Endpaper Match-up Game

Want to play?  I’m starting a new blog feature called GAMES.  These quick mind benders will highlight fun book facts.  I’m kicking the feature off with “Endpaper Match-up”.  Endpapers are the very first and last pages of a book.  Generally, they are solid colors with no personality.  But many publishers use this space to celebrate the book’s content.

Here are a few clever endpapers I’ve come across.  Can you guess which endpapers go with which book?  Scroll down for the answer key.

ANSWER KEY:

  1. C. PUT ME IN THE ZOO-Every child should have a copy of this fun classic about a creature with special spots.
  2. D. THIS BRIDGE WILL NOT BE GRAY-You’ll love the story of how the Golden Gate Bridge got its bright orange color.
  3. A. STAND STRAIGHT ELLA KATE-The endpapers of this true tale of an eight-foot tall woman feature a life-size drawing of her size 24 shoe.
  4. F. THE YEARLING-One of America’s greatest artists, N.C. Wyeth, illustrated this 1938 classic about a boy and his family in the Florida backwoods.
  5. B. HAVE YOU SEEN MY DRAGON?-Many endpapers feature maps.  This map of the main character’s journey through a big city intrigues the reader before he/she turns the first page.
  6. E. HARRY POTTER AND THE CHAMBER OF SECRETS-What could be better than Harry Potter? How about an illustrated edition by artist Jim Kay? These glorious endpapers depict the Hogwarts’ greenhouse.

QUESTION:  How about your books?  Any interesting endpapers?  Please share in the comments section.

Reading and Seeding

A cheese tray, a bottle of wine, these are typical housewarming gifts.  An inspired friend gave my husband and me a gardening book when we bought our first home.  Nineteen years later, I still have the book, the home and the husband!  Garden Guide to the Lower South doesn’t have a flashy title or cover.  However, this practical manual has helped me beautify my Alabama home and garden.

Garden Guide to the Lower South by The Trustees’ Garden Club of Savannah, Georgia, 1991

Post Format:  Straight Talk

To be honest, the internet has made gardening books somewhat obsolete.  If your plant has a problem, you can diagnose and find treatments with just a few clicks.  If you want ideas for things like shade or sun-loving plants, a quick search will bring up countless ideas.  But to get all the information online that Garden Guide offers,  you’d be bleary-eyed and finger-cramped from typing. That’s because the book’s creators, the Trustees’ Garden Club,  have already whittled down plants that thrive in the South.  That alone saves time and money when choosing plants at the big box nurseries.

Lists like this one on ANNUALS help in garden design and planning.

The guide is spiral-bound and easy to read.  There are chapters on general care and special situations.  But the book’s beauty is its short chapters on the plant categories in any garden: trees, shrubs, annuals, etc.  Each chapter ends with extensive plant lists along with size, light requirements, bloom time, etc. (see photo) It’s a quick resource when looking for ideas.

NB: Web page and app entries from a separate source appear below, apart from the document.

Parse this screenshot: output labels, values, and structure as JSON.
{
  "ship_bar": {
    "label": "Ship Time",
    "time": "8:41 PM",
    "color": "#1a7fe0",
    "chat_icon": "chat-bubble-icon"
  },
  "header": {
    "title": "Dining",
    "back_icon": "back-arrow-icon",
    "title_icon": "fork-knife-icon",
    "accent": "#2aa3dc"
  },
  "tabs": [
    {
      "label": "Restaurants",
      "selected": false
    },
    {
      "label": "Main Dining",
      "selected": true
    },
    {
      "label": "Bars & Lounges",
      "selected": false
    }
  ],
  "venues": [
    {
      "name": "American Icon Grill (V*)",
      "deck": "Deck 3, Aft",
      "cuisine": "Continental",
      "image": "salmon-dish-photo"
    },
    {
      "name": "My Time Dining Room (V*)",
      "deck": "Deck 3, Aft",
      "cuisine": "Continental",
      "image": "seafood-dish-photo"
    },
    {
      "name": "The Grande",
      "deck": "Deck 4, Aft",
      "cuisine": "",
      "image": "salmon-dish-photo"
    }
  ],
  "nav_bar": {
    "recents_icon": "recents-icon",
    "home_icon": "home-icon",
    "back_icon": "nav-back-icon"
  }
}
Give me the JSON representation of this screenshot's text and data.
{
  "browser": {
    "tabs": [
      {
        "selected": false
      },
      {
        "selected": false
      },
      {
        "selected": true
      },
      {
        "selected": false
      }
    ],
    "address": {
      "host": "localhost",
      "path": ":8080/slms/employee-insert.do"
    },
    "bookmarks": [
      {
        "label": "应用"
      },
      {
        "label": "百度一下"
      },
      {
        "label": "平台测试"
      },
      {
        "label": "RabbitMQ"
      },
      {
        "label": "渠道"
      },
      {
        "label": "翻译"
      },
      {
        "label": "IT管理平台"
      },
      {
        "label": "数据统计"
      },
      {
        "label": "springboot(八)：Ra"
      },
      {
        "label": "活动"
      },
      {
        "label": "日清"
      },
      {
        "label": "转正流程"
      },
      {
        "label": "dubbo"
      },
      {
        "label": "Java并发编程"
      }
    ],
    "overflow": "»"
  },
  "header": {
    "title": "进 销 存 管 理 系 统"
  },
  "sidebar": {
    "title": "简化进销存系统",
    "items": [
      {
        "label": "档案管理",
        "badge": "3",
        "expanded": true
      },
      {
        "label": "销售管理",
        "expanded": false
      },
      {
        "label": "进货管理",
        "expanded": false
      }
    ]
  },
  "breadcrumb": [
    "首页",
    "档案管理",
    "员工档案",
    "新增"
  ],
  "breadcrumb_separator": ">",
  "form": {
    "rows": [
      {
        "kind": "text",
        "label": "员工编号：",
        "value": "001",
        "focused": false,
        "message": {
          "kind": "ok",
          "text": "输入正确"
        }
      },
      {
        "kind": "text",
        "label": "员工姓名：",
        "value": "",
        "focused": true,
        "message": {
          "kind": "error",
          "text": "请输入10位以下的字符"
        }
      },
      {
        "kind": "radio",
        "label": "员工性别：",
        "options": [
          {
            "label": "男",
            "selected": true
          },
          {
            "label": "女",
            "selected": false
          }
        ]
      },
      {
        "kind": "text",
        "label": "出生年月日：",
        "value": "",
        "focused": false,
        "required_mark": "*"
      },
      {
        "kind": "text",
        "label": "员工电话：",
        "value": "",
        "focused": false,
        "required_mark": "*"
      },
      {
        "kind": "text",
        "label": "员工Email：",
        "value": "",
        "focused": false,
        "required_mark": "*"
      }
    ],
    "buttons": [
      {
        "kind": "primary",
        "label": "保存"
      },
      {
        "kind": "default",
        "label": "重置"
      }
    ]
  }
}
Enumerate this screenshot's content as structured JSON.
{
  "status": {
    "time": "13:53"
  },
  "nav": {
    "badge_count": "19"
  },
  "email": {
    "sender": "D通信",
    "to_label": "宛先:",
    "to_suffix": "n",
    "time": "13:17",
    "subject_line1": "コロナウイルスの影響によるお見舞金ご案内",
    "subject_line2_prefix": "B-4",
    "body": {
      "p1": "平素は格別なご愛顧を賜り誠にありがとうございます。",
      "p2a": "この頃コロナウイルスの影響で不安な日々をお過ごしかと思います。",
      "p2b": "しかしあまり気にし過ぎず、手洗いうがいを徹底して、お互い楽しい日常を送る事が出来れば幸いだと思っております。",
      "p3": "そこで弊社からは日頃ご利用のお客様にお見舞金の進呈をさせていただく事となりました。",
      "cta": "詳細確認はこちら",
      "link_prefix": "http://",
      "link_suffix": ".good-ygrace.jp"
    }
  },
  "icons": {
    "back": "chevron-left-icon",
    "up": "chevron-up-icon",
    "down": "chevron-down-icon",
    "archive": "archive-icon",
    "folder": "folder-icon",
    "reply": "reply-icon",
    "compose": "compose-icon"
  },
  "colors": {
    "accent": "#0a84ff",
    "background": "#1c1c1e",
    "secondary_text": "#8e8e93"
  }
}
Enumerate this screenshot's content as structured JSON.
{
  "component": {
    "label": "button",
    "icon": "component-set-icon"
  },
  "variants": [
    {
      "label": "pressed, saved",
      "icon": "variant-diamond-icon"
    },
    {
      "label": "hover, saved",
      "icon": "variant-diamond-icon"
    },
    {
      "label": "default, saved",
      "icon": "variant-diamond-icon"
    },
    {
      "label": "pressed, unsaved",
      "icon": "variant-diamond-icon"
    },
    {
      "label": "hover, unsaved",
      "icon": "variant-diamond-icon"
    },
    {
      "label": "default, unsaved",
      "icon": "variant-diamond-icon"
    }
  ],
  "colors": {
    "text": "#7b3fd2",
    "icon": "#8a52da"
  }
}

The last section of the book is also invaluable.  Entitled “Gardening Month by Month”, it breaks out each month with gardening chores and blooming plants for that time of year.  This feature is a lifeline for a disorganized gardener like me.

“There is nothing quite as gratifying to the gardener as a full healthy plant…especially this is true when one has started it from a small seed.”

2007 edition

This book has provided many workable ideas for my garden beds.  One was planting an annual bed entirely from seed.   Now, every year I plant zinnia, sunflower and tithonia outside my kitchen window.  This year’s seedlings are off to a good start…and so are the weeds. But with a little luck and TLC, the garden will be a visual feast for us by summer and an edible feast for the bees, butterflies and hummingbirds.

Note:  The Trustees’ Garden Club of Savannah, Georgia has since published a third edition (2007) of the book with updated information and a colorful cover.

BONUS BIT:

Stay tuned as this colorful, imperfect garden takes shape!